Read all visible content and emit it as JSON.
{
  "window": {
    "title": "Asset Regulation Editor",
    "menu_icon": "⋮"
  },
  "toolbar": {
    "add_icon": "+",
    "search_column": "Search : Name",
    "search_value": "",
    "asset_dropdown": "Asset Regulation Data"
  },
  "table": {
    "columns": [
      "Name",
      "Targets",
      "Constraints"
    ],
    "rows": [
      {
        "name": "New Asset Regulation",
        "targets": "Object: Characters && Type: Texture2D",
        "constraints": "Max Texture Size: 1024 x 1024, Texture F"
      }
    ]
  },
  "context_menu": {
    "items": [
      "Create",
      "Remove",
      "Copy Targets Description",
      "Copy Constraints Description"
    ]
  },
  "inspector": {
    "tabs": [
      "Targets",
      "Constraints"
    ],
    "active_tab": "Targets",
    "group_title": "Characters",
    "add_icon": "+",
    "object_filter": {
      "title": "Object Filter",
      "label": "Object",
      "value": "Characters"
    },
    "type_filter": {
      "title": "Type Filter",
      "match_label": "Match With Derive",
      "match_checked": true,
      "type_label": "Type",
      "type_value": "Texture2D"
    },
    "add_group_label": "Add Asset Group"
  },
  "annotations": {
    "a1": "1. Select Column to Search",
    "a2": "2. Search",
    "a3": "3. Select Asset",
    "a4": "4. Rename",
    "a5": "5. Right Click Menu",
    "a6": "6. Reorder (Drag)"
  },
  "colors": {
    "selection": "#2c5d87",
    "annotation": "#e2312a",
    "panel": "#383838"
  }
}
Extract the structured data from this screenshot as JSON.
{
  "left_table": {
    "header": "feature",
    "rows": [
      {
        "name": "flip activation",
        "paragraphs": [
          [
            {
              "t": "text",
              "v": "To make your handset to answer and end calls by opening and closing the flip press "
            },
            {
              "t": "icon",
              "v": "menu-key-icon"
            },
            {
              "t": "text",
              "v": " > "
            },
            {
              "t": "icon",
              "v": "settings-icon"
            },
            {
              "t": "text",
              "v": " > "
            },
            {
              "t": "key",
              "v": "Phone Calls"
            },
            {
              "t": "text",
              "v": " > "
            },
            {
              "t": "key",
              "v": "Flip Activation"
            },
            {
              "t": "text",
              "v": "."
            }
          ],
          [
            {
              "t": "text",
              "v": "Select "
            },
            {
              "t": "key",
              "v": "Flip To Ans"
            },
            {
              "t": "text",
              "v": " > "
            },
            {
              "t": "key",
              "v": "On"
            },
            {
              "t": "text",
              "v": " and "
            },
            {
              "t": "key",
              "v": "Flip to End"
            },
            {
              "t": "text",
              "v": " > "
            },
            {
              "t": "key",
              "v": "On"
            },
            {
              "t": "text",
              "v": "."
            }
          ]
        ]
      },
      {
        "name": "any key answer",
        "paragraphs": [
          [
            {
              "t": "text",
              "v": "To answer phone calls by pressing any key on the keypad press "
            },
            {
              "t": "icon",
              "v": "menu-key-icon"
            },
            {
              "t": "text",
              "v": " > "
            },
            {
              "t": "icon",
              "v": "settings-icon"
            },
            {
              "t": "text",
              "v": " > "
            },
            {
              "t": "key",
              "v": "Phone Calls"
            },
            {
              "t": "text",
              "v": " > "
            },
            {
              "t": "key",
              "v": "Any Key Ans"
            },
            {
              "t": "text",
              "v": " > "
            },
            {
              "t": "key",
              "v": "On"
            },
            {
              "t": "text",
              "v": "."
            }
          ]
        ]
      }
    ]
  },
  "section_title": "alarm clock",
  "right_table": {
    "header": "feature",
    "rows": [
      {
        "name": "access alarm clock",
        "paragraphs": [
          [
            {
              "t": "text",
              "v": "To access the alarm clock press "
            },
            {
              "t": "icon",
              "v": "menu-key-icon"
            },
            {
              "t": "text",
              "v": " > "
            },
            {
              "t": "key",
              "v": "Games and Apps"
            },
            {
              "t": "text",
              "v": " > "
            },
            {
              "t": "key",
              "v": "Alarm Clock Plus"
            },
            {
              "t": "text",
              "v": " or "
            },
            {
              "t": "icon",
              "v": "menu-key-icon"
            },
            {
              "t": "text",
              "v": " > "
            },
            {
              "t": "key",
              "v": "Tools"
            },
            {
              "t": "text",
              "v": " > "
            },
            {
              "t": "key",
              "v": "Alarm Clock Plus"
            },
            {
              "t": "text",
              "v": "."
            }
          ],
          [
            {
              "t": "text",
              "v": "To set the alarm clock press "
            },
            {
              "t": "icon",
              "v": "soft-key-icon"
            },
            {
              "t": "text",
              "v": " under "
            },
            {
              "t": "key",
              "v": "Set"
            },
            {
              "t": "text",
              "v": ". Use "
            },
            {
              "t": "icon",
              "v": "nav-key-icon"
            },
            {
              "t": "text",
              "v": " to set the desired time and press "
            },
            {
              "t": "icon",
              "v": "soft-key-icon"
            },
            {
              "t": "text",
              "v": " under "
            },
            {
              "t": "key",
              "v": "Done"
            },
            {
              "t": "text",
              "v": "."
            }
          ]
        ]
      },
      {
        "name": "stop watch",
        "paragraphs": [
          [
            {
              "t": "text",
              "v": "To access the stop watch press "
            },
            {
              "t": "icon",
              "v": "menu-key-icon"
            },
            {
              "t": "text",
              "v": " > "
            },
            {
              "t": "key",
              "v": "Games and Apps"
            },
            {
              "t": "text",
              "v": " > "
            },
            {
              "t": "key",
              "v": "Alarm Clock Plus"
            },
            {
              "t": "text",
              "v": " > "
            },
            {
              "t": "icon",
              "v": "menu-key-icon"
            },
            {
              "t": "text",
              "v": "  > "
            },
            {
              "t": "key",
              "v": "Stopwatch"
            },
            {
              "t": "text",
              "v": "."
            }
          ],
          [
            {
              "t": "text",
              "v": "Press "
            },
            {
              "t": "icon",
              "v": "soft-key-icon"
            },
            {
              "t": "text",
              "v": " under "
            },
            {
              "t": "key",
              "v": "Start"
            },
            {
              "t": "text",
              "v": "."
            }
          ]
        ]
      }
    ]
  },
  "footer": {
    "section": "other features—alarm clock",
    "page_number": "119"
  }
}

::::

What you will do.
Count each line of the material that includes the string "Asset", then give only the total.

Written solution.
5